Exercise objective:
The answer must consist of every line below containing "nrespon".

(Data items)
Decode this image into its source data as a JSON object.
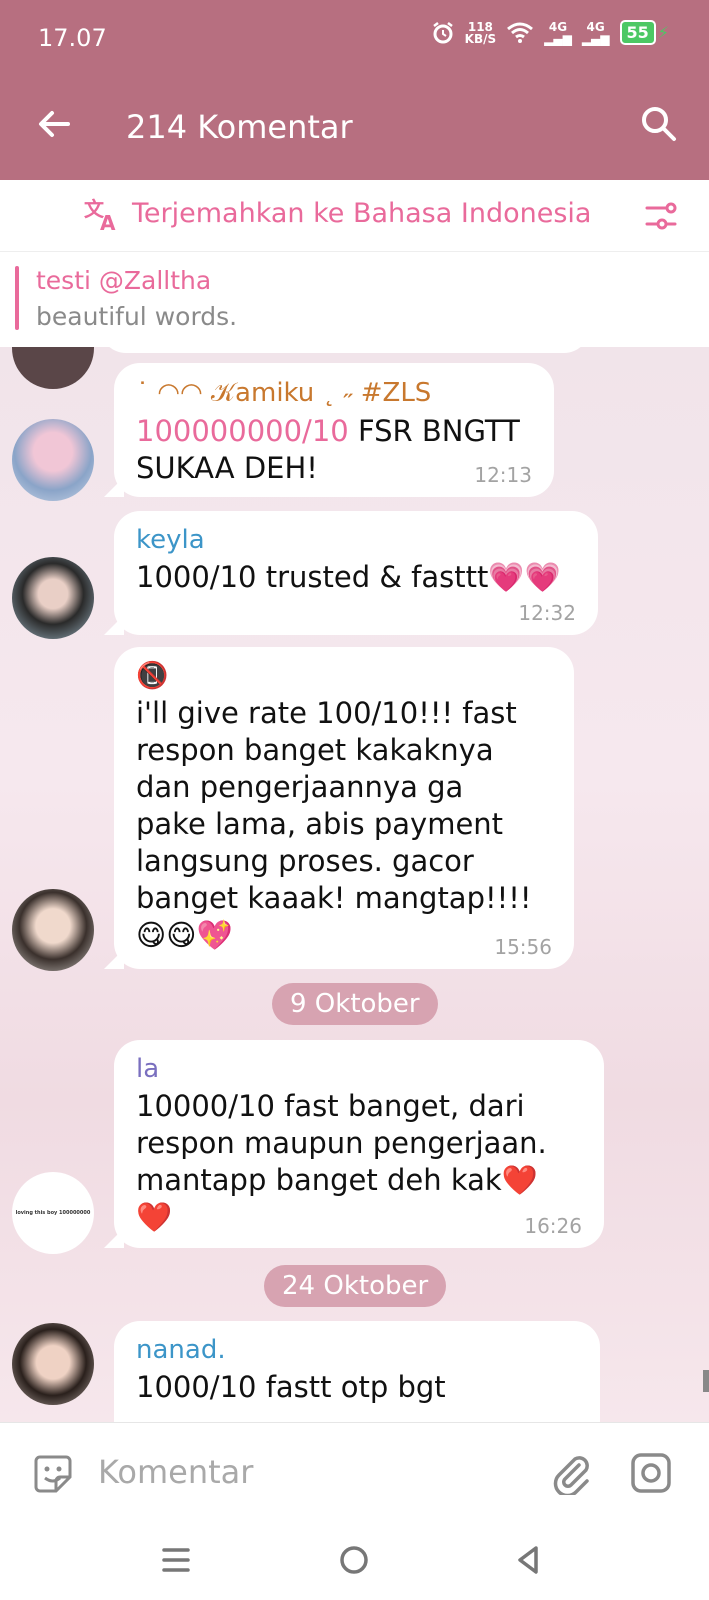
{
  "status_bar": {
    "time": "17.07",
    "net_speed_value": "118",
    "net_speed_unit": "KB/S",
    "signal_1": "4G",
    "signal_2": "4G",
    "battery": "55"
  },
  "app_bar": {
    "title": "214 Komentar"
  },
  "translate_bar": {
    "label": "Terjemahkan ke Bahasa Indonesia"
  },
  "pinned": {
    "title": "testi @Zalltha",
    "text": "beautiful words."
  },
  "messages": [
    {
      "name": "˙ ◠◠ 𝒦amiku ˛ ˶ #ZLS",
      "name_color": "#c8782e",
      "highlight": "100000000/10",
      "text": " FSR BNGTT\nSUKAA DEH!",
      "time": "12:13"
    },
    {
      "name": "keyla",
      "name_color": "#3c95c8",
      "text": "1000/10 trusted & fasttt💗💗",
      "time": "12:32"
    },
    {
      "name": "📵",
      "name_color": "#e05a4f",
      "text": "i'll give rate 100/10!!! fast\nrespon banget kakaknya\ndan pengerjaannya ga\npake lama, abis payment\nlangsung proses. gacor\nbanget kaaak! mangtap!!!!\n😋😋💖",
      "time": "15:56"
    },
    {
      "name": "la",
      "name_color": "#7a6fbf",
      "text": "10000/10 fast banget, dari\nrespon maupun pengerjaan.\nmantapp banget deh kak❤️\n❤️",
      "time": "16:26",
      "avatar_text": "loving this boy 100000000"
    },
    {
      "name": "nanad.",
      "name_color": "#3c95c8",
      "text": "1000/10 fastt otp bgt"
    }
  ],
  "dates": [
    "9 Oktober",
    "24 Oktober"
  ],
  "composer": {
    "placeholder": "Komentar"
  },
  "colors": {
    "accent": "#b76f80",
    "link": "#e96a9b"
  }
}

Response to the exercise:
      "text": "i'll give rate 100/10!!! fast\nrespon banget kakaknya\ndan pengerjaannya ga\npake lama, abis payment\nlangsung proses. gacor\nbanget kaaak! mangtap!!!!\n😋😋💖",
      "text": "10000/10 fast banget, dari\nrespon maupun pengerjaan.\nmantapp banget deh kak❤️\n❤️",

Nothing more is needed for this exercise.